But it’s also a challenge. Sometimes we take things for granted that should continue to amaze us. Hedonic adaptation is one of the reasons we read passages of Scripture and shrug, why we sing some of the amazing songs of the faith (“Amazing love! how can it be That Thou, my God, should die for me?”) without feeling amazement at the words. It’s how we eat and drink at the Lord’s Table without feeling overcome by what we’re experiencing.
The fight for spiritual health is the fight against hedonic adaptation. We must never let profound truths become mundane truths that fail to move our souls.
Scripture addresses this problem. Hebrews 2:1 and 3 say, “Therefore we must pay much closer attention to what we have heard, lest we drift away from it … How shall we escape if we neglect such a great salvation?”

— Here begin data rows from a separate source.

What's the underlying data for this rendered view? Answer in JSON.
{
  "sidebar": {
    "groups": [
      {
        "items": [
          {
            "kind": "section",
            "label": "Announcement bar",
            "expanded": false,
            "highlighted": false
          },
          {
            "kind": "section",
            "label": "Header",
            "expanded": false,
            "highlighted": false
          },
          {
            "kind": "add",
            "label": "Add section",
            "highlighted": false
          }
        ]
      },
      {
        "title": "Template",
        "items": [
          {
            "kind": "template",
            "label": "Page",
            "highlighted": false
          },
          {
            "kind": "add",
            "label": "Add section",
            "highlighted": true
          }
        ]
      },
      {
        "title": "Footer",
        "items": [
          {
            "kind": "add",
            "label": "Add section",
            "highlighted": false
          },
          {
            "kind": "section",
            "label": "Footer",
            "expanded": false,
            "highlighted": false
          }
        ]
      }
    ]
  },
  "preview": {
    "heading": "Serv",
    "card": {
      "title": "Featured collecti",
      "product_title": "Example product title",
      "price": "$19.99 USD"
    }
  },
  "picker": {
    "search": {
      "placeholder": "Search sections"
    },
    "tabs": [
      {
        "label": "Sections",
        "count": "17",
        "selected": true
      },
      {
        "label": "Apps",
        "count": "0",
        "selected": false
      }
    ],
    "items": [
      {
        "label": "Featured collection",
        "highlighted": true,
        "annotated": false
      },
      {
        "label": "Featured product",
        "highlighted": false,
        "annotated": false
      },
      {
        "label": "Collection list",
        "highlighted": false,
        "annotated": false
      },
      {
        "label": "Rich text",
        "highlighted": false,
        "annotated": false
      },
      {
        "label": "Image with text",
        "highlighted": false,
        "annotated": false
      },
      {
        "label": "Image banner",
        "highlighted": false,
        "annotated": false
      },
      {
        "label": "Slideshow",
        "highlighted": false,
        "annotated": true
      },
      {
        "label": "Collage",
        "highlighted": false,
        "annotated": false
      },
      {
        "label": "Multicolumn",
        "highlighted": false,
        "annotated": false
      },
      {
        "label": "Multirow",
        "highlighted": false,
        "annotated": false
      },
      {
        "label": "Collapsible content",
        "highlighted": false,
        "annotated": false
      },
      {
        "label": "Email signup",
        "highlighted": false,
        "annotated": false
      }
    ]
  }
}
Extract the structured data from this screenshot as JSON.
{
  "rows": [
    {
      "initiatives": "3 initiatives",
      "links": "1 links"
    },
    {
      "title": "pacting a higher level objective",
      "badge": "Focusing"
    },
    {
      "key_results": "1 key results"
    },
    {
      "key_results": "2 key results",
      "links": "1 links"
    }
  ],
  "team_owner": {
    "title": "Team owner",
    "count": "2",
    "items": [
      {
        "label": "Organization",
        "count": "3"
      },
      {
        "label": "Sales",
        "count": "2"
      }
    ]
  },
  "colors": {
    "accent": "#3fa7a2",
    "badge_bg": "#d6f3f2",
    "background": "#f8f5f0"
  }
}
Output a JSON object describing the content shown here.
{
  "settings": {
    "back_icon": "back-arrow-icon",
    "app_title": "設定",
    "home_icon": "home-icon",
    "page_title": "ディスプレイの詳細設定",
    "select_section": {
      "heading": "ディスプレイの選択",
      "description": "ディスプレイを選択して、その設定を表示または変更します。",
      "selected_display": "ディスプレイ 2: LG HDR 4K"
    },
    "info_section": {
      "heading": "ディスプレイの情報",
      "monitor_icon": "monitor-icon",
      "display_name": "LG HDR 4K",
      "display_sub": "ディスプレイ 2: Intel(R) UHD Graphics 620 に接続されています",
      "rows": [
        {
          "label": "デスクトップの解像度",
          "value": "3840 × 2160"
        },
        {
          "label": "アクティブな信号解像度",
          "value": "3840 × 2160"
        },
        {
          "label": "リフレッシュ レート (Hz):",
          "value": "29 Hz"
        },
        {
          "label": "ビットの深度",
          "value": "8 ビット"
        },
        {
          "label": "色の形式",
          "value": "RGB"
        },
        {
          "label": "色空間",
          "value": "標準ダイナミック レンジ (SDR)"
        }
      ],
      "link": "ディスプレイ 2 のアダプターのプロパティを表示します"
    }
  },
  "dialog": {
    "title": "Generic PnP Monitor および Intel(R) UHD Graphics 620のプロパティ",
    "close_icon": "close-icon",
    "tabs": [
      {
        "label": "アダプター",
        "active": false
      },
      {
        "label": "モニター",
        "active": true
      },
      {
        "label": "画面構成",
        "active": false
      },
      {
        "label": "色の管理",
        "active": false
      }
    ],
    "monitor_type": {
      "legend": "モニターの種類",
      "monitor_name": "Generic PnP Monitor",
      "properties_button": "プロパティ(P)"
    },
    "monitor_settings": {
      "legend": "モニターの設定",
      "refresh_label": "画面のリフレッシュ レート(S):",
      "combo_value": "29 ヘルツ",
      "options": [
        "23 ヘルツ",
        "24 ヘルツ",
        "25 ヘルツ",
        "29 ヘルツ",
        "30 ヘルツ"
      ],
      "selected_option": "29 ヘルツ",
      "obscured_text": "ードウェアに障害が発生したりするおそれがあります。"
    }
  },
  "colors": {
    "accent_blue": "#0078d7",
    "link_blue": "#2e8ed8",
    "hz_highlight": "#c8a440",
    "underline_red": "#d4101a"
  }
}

Drifting and neglect seem like such strong words. We may be tempted to think that these are things that other people do, people who are farther gone spiritually than we are.
We’re all in danger of drifting and neglecting.
George Guthrie explains:
The word used here (pararuomai) could signify objects that slip away, such as a ring that slips off the finger, or objects that go in the wrong direction, such as a piece of food that goes into the windpipe. Perhaps the image closer to our author’s intention in this passage is that of a ship drifting, missing a harbor it intended to enter because of strong currents or winds.
Neglect can mean something close to Ignore. Guthrie writes that means to “neglect through apathy or not to care enough about something (1 Tim. 4:14).”
That’s exactly what happens when we begin to take for granted the amazing truths of the gospel: we drift. We start to move in the wrong direction. We neglect the things of God through apathy. We simply don’t care.
The consequences are deadly. “How shall we escape?” the author asks. This is no small matter. Our souls are at stake.
Preventing Drifting and Neglect
How do we avoid this danger?
“Therefore we must pay much closer attention to what we have heard, lest we drift away from it,” we read in Hebrews 2:1.
The solution is simple but not easy: pay careful attention to the teaching of the gospel.
- When we read Scripture, pay attention to the words we hear. They’re words of ultimate importance.
- When we hear Scripture preached, lean in and pay attention. If the preacher is faithful, you are not hearing just any words but the very words of God.
- When you sing the great songs of the faith, pay attention to truths you sing.
Paying careful attention is the solution to our tendency to drift and neglect our great salvation.
Not complicated, but also not a set-and-forget practice. Keep at it. Fight our natural tendency to take rich spiritual truths for granted. Pay careful attention. There’s a lot at stake: how will we escape if we neglect so great a salvation?